😒 Dragos Novac of the (excellent) Sunday CET wrote a whole section on the French entrepreneurial ecosystem and the fact that repeat founders tend to stay as far from it as possible. I couldn’t help but send him my views on the matter, which he quoted (with my permission) in his latest edition:
I think the most critical issue is the cultural and political inward-lookingness (for lack of a better word).
The key to early success in France is to pay tribute to the powers that be: bad angel investors, bad VCs, Bpifrance (the government's investing arm), corporates, even cabinet members (they'll invite you for dinner or events if there's local buzz about your startup), and of course Macron himself. At this point, you may have the impression that your startup is successful but:
your cap table is a nightmare
everyone in the company speaks French
you're failing at international expansion
in general, you're resting on your laurels
There are very few French founders who are aware of this trap.

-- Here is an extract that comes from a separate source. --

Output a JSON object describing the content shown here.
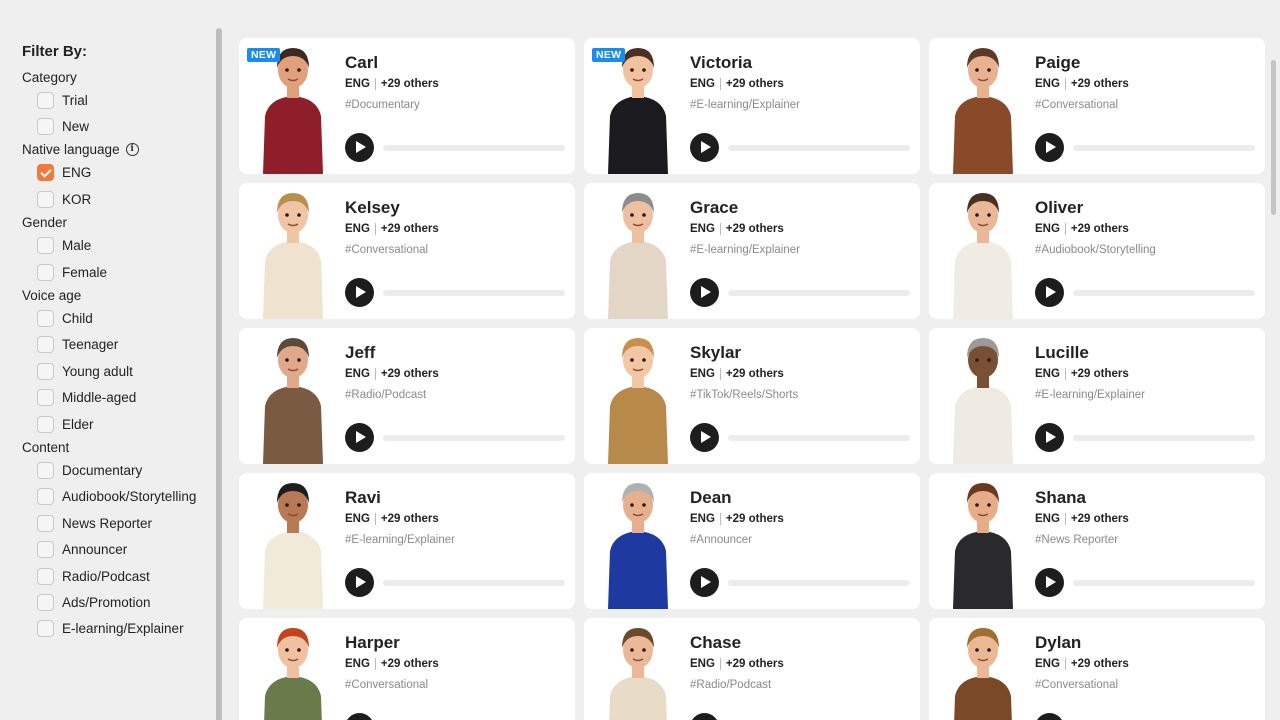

And those who are are in for a lot of pain, because France will make you pay for your desire to escape and look beyond its borders 😞 (and it'll be impossible to attract international talent anyway, so succeeding at outgrowing France usually means relocating elsewhere, typically the US).
😖 You may have noticed the recent controversy about Antonio García Martínez being abruptly fired from Apple because (?) of a few paragraphs in his (highly praised) semi-fictional book Chaos Monkeys. I don’t know Antonio well (we merely have friends in common), but I feel very sorry for what just happened to him—see my previous writings on related matters: cancel culture and workplace politics.
🏋🏻♀️ In my latest contribution to The Family’s daily newsletter, I reveal all my secrets for getting better at what I do everyday 😉 How to be more productive.
🇫🇷 Nouveau Départ (in 🇫🇷): yesterday’s edition was on Qu'est-ce que la culture d'entreprise ? and last Thursday’s was on Taiwan : nouvelle ligne de front ? Also give a listen to my conversation with Thibauld Favre, CEO of our portfolio company Fairmint, about everything crypto: Tout sur les cryptos.
From Munich, Germany 🇩🇪